[Source records]

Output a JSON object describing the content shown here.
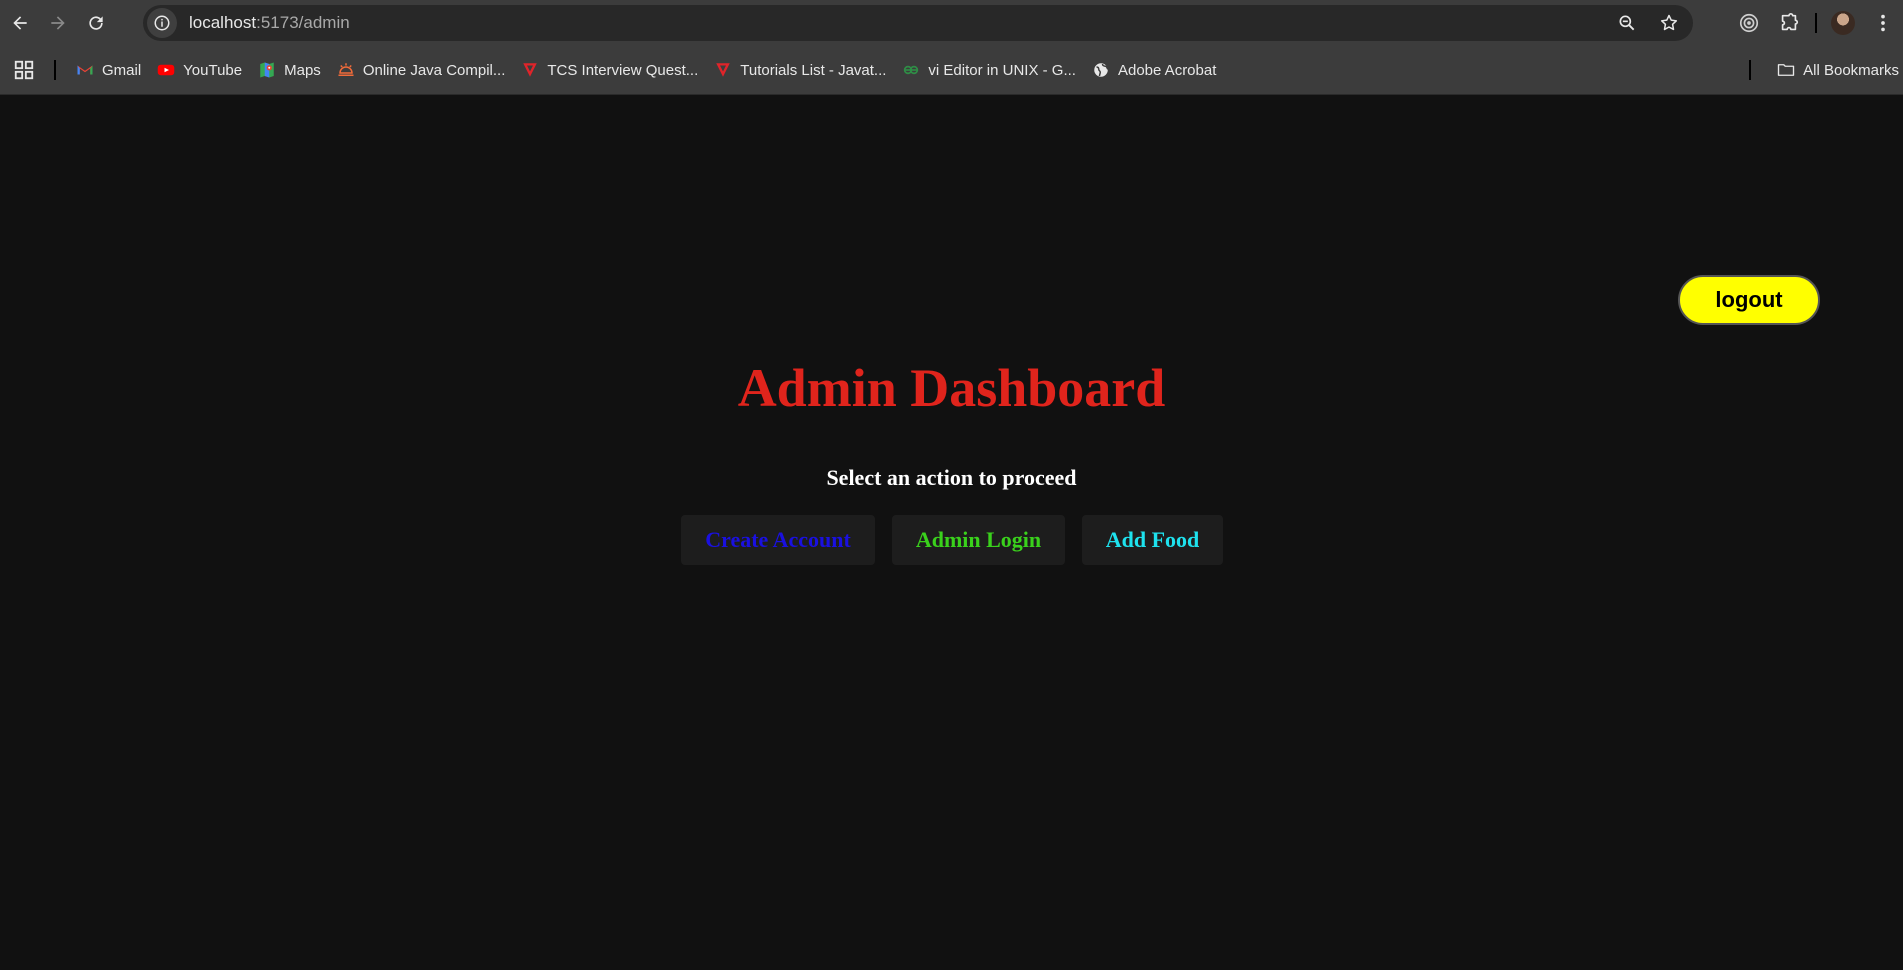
{
  "browser": {
    "url_host": "localhost",
    "url_path": ":5173/admin",
    "bookmarks": [
      {
        "label": "Gmail",
        "icon": "gmail-icon"
      },
      {
        "label": "YouTube",
        "icon": "youtube-icon"
      },
      {
        "label": "Maps",
        "icon": "maps-icon"
      },
      {
        "label": "Online Java Compil...",
        "icon": "compiler-icon"
      },
      {
        "label": "TCS Interview Quest...",
        "icon": "javatpoint-icon"
      },
      {
        "label": "Tutorials List - Javat...",
        "icon": "javatpoint-icon"
      },
      {
        "label": "vi Editor in UNIX - G...",
        "icon": "geeksforgeeks-icon"
      },
      {
        "label": "Adobe Acrobat",
        "icon": "globe-icon"
      }
    ],
    "all_bookmarks_label": "All Bookmarks"
  },
  "page": {
    "logout_label": "logout",
    "title": "Admin Dashboard",
    "subtitle": "Select an action to proceed",
    "actions": [
      {
        "label": "Create Account",
        "color": "#1a10e0"
      },
      {
        "label": "Admin Login",
        "color": "#3ad11c"
      },
      {
        "label": "Add Food",
        "color": "#1ee2ee"
      }
    ]
  },
  "colors": {
    "background": "#111111",
    "title": "#e0241c",
    "logout_bg": "#ffff00",
    "action_bg": "#1d1d1d"
  }
}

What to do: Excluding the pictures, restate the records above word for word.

Exercise solution:
Output a JSON object describing the content shown here.
{
  "browser": {
    "url_host": "localhost",
    "url_path": ":5173/admin",
    "bookmarks": [
      {
        "label": "Gmail",
        "icon": "gmail-icon"
      },
      {
        "label": "YouTube",
        "icon": "youtube-icon"
      },
      {
        "label": "Maps",
        "icon": "maps-icon"
      },
      {
        "label": "Online Java Compil...",
        "icon": "compiler-icon"
      },
      {
        "label": "TCS Interview Quest...",
        "icon": "javatpoint-icon"
      },
      {
        "label": "Tutorials List - Javat...",
        "icon": "javatpoint-icon"
      },
      {
        "label": "vi Editor in UNIX - G...",
        "icon": "geeksforgeeks-icon"
      },
      {
        "label": "Adobe Acrobat",
        "icon": "globe-icon"
      }
    ],
    "all_bookmarks_label": "All Bookmarks"
  },
  "page": {
    "logout_label": "logout",
    "title": "Admin Dashboard",
    "subtitle": "Select an action to proceed",
    "actions": [
      {
        "label": "Create Account",
        "color": "#1a10e0"
      },
      {
        "label": "Admin Login",
        "color": "#3ad11c"
      },
      {
        "label": "Add Food",
        "color": "#1ee2ee"
      }
    ]
  },
  "colors": {
    "background": "#111111",
    "title": "#e0241c",
    "logout_bg": "#ffff00",
    "action_bg": "#1d1d1d"
  }
}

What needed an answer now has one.